“Well, who the hell mans the counter around here?”

I grumbled some words in English and blinked several times, full of animosity for being taken out of my cowboy adventure. O Lord, we’re but a heartbeat from civil war.

“What do you want?” came out unintentionally harsh. The white guys stammered a moment, blubbered, looking over their supply list, I put my fist on the counter and said, “Make it pronto.”

“What did this Congo say to you?” asked Cabrera in a whisper.

The guy half made out what I had said, clarified:

“We need to take some time with these purchases.”

Then began the most jinxed effort to understand ourselves in a language that wasn’t English or Spanish, aided by grimaces and hand signals.  To ask for soap Cabrera said, after a strenuous effort to construct the sentence:

“Gimmie fifty sense of soap.”

Me, the black man shrugged his shoulders and made a mocking face. Cabrera had to touch his clothes and scrub them on the counter in pantomime to make himself understood. Here in the isthmus the words were retreating, mingling and eroding. Pretty soon there would be no language left.

To be continued…

Grady is the Wizard of Fiction.

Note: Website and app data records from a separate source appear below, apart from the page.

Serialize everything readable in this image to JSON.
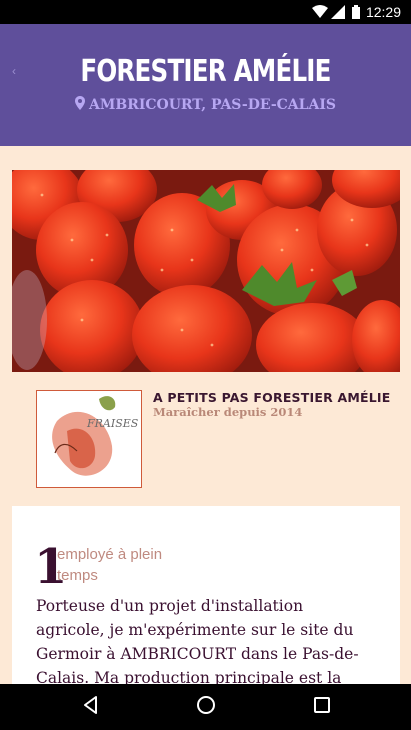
{
  "status_bar": {
    "time": "12:29"
  },
  "header": {
    "title": "FORESTIER AMÉLIE",
    "location": "AMBRICOURT, PAS-DE-CALAIS"
  },
  "farm": {
    "name": "A PETITS PAS FORESTIER AMÉLIE",
    "since": "Maraîcher depuis 2014",
    "logo_text": "FRAISES BI"
  },
  "employees": {
    "count": "1",
    "label": "employé à plein temps"
  },
  "description": "Porteuse d'un projet d'installation agricole, je m'expérimente sur le site du Germoir à AMBRICOURT dans le Pas-de-Calais. Ma production principale est la fraise",
  "colors": {
    "header_bg": "#5f4f9b",
    "page_bg": "#fde9d6",
    "accent_text": "#3a1030"
  }
}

Previous articleCelebrity Christmas Trees 2023!
Next articleLASD Searching For Thieves Who Stole From Sephora
Hollywood humorist Grady grew up in the heart of Steinbeck Country on the Central California coast. More Bombeck than Steinbeck, Grady Miller has been compared to T.C. Boyle, Joel Stein, and Voltaire. He briefly attended Columbia University in New York and came to Los Angeles to study filmmaking, but discovered literature instead, in T.C. Boyle’s fiction writing workshop at USC. In addition to A Very Grady Christmas, he has written the humorous diet book, Lighten Up Now: The Grady Diet and the popular humor collection, Late Bloomer (both on Amazon) and its follow-up, Later Bloomer: Tales from Darkest Hollywood. (https://amzn.to/3bGBLB8) His humor column, Miller Time, appears weekly in The Canyon News (www.canyon-news.com)